Luc Popelier, CEO International Markets Division KBC Group complements: "KBC is proud to have been able to assist Jan De Nul as coordinator and sustainability coordinator, in the development of this syndicated green loan. We built on our existing knowledge and experience with green bonds to structure and coordinate this green syndicated loan. Among other things, KBC was also responsible for the elaboration of the Green Financing Framework, which describes the criteria that these sustainable vessels have to meet in order to be eligible for the green loan. During the design phase, Jan De Nul studied very carefully the environmental impact and the solutions to minimize that impact. This is a good example of how we deal with sustainable financing and actively contribute to the environmental challenges."
The Voltaire was ordered at the beginning of April 2019 and will be delivered in April 2022. The Voltaire is the third jack-up installation vessel of Jan De Nul Group. Thanks to its main crane with a lifting capacity of more than 3,000 tonnes, this jack-up vessel can help the renewable energy sector to build the new generation of offshore wind farms. The Voltaire can also be used for the offshore oil and gas industry as well as for the decommissioning of offshore installations.
The fact that both new vessels will mainly work for the renewable energy sector, and are both equipped with an advanced exhaust gas treatment system, ensures that these investments were eligible for a green loan.
Collective commitment to the climate
The green loan was structured according to the 'Green Loan Principles' as drawn up by the Loan Market Association (the sector association in which banks, lawyers and other financial parties are represented) and with the aim of promoting investments in green projects by providing banks and businesses with guidelines on the characteristics of a green loan.
Wim Eraly, Senior General Manager Corporate Banking KBC Belgium Division completes: "The impact of global warming is one of the greatest challenges facing our society. KBC Group takes its societal role to heart, among other things by entering into discussions with our corporate customers and helping them to support their transition to a greener economy. KBC Group has already subscribed to the Collective Commitment to Climate Action and is thus taking a clear and far-reaching commitment - in cooperation with our clients - to make a concrete and tangible contribution in the short term from its core activities, not only as a bank, but also as an insurer and asset manager. This transaction for Jan De Nul is another strong example of how we are playing a pioneering role in the transition to a more sustainable society."
The market for sustainable financing is experiencing strong growth
Since 2017, the market for sustainable financing has been growing rapidly, with the EMEA zone as the driving force. This trend continues in 2019 with a 47% increase in the first half of 2019 compared to the same period last year.
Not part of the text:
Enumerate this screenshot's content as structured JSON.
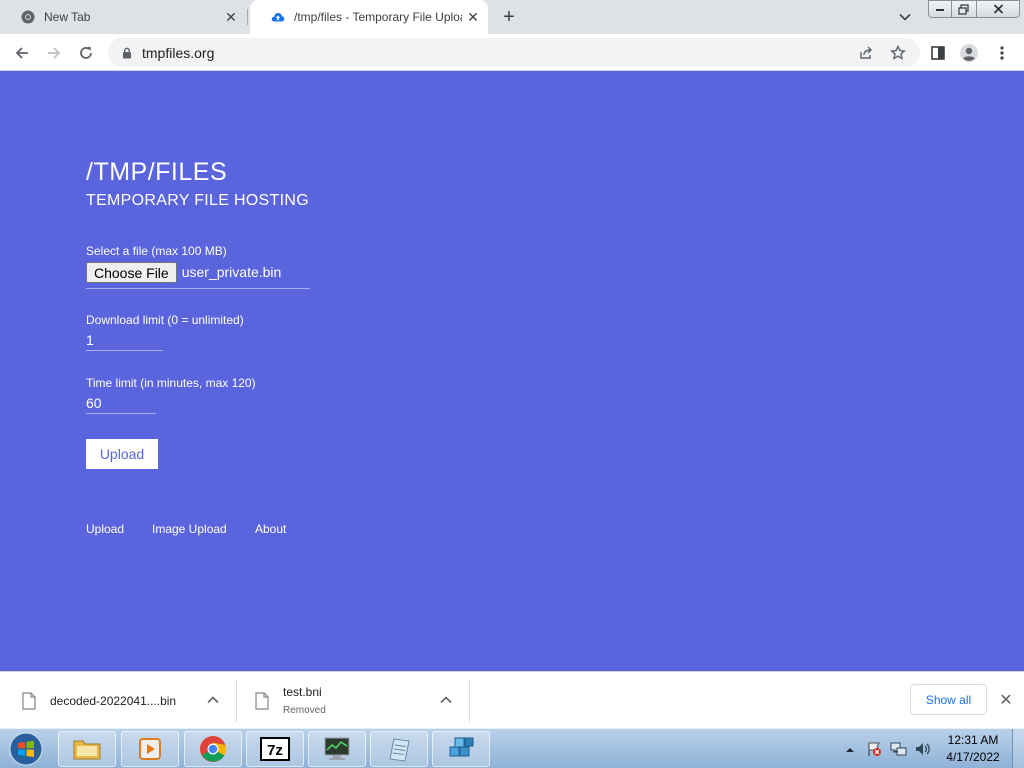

However, in the market for sustainable financing, the largest share (84%) is made up of so-called sustainability-related loans, where the terms of the loan depend partly on the borrower's performance in terms of sustainability.
Green loans themselves represent a minority of the total market (16%), as these green loans apply stricter criteria. A green loan should be used in its entirety to finance green projects.